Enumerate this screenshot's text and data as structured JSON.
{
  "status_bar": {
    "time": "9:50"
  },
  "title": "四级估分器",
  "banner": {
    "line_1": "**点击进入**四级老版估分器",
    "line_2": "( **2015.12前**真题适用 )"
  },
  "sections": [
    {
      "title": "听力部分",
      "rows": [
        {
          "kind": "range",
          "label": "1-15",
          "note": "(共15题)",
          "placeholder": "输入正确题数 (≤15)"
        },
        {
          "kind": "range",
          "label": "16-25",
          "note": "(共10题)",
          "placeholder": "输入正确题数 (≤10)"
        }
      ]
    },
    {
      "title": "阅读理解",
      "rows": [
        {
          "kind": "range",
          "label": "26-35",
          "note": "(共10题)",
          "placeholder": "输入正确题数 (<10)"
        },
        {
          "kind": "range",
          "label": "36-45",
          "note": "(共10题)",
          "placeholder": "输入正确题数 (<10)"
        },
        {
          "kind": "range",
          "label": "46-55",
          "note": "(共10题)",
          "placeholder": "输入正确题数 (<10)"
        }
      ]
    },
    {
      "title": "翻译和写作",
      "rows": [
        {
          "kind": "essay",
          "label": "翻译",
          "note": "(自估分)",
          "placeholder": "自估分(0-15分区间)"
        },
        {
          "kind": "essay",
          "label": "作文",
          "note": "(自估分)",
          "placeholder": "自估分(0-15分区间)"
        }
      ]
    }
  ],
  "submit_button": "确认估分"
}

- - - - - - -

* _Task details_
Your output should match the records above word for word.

* _Answer to this exercise_
Enumerate this screenshot's text and data as structured JSON.
{
  "status_bar": {
    "time": "9:50"
  },
  "title": "四级估分器",
  "banner": {
    "line_1": "**点击进入**四级老版估分器",
    "line_2": "( **2015.12前**真题适用 )"
  },
  "sections": [
    {
      "title": "听力部分",
      "rows": [
        {
          "kind": "range",
          "label": "1-15",
          "note": "(共15题)",
          "placeholder": "输入正确题数 (≤15)"
        },
        {
          "kind": "range",
          "label": "16-25",
          "note": "(共10题)",
          "placeholder": "输入正确题数 (≤10)"
        }
      ]
    },
    {
      "title": "阅读理解",
      "rows": [
        {
          "kind": "range",
          "label": "26-35",
          "note": "(共10题)",
          "placeholder": "输入正确题数 (<10)"
        },
        {
          "kind": "range",
          "label": "36-45",
          "note": "(共10题)",
          "placeholder": "输入正确题数 (<10)"
        },
        {
          "kind": "range",
          "label": "46-55",
          "note": "(共10题)",
          "placeholder": "输入正确题数 (<10)"
        }
      ]
    },
    {
      "title": "翻译和写作",
      "rows": [
        {
          "kind": "essay",
          "label": "翻译",
          "note": "(自估分)",
          "placeholder": "自估分(0-15分区间)"
        },
        {
          "kind": "essay",
          "label": "作文",
          "note": "(自估分)",
          "placeholder": "自估分(0-15分区间)"
        }
      ]
    }
  ],
  "submit_button": "确认估分"
}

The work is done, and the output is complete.